First digital image dedicated to my mom was manipulated digitally and physically. Type C print, 26" x 42" ©1986

First digital image dedicated to my mom was manipulated digitally and physically. Type C print, 26" x 42" ©1986

MY FIRST DIGITAL IMAGE

I began working digitally while studying with Paul Berger at the University of Washington in the late 80's.  With the death of my father, I started working with my family archives. My work began to focus on the relationships of people, specifically that of families. It was also at this time that I began to use the computer for my art making. Since then, the elements of the family photograph and the electronic media remain prevalent in my work.  In the beginning, my images where very autobiographical; they were, in fact, documentation of my family history.  I began incorporating family images beyond my personal album as a way to create a collective history, one which would allow individuals to bring their own memories to my work.

ABOUT MARTINA LOPEZ

Lopez has been working with the 19th century portrait, landscape and the digital media since 1985. Her interest in the electronic environment lies in the believability of the photograph and malleability of the digital medium. For the last several years, she has been interested in the idea of the digital one of a kind image. Lopez’s artwork has been featured in such publications as Aperture Magazine and Naomi Rosenblum's A World History of Photography. The Digital Eye, by Sylvia Wolf, Director of the Henry Art Gallery and former curator of photography at the Whitney Museum and the Art Institute of Chicago. Most recently her work was included in a book by Mary Warner Marien, Professor Emerita at Syracuse University and the Batza Family Professor at Colgate University. Her book, 100 Ideas That Changed Photography, discusses the most influential ideas in photography’s history from the Daguerreotype to current technologies.

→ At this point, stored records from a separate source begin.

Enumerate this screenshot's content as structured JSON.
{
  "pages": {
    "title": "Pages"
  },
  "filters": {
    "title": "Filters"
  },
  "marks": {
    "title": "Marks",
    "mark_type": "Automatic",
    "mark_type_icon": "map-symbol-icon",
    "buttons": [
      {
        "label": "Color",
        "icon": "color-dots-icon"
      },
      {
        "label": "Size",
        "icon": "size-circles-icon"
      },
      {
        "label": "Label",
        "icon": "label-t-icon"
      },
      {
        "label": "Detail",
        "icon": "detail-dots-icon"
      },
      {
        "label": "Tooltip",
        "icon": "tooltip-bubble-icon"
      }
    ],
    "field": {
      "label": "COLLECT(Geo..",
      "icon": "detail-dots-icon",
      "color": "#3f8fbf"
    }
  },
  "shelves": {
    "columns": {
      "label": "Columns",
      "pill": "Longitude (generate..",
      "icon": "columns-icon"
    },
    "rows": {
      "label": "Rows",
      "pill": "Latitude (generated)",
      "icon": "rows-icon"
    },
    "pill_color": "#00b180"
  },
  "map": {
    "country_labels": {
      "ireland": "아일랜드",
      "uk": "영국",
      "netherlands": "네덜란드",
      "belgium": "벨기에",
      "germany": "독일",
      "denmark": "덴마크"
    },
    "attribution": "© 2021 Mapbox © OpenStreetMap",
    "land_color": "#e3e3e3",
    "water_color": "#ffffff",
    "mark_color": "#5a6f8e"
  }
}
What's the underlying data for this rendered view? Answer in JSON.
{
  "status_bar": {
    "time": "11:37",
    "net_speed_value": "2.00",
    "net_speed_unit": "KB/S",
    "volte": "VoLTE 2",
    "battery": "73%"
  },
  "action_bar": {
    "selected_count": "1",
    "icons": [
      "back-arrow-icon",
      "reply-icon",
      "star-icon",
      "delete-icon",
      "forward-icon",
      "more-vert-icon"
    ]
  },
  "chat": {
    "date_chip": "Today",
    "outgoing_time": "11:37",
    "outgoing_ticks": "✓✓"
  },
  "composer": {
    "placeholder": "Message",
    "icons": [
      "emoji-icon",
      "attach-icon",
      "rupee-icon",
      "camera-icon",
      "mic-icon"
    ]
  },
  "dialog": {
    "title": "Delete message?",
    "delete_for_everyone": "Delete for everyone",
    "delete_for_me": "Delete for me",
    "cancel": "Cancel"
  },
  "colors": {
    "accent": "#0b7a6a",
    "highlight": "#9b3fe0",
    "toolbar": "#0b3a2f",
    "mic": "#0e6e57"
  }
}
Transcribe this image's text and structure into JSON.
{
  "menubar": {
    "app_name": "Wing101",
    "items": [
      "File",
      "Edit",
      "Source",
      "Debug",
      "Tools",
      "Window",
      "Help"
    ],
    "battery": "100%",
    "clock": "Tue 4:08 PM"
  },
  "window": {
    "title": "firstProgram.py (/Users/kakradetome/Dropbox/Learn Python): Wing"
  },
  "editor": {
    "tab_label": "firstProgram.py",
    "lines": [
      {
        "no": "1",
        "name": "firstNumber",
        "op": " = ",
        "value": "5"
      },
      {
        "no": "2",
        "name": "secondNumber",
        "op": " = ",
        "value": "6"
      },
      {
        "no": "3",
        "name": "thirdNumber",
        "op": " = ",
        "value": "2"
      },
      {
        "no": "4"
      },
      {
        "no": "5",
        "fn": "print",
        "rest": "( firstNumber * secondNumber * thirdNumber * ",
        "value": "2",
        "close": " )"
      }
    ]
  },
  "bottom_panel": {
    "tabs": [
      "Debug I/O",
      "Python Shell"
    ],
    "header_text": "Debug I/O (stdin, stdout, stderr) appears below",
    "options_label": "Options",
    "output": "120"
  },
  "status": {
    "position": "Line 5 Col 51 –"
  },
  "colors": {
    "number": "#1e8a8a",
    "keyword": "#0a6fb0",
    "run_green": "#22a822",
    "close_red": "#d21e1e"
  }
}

Lopez has received several grants including a National Endowment for the Arts Visual Arts Photography Fellowship. Her work is in many private and public collections such as the Art Institute of Chicago, The Smithsonian American Art Museum in Washington, DC and the Center for Creative Photography in Tucson, Arizona. Lopez has been teaching at the University of Notre Dame since 1993. Her artwork is represented by Schneider Gallery, Chicago.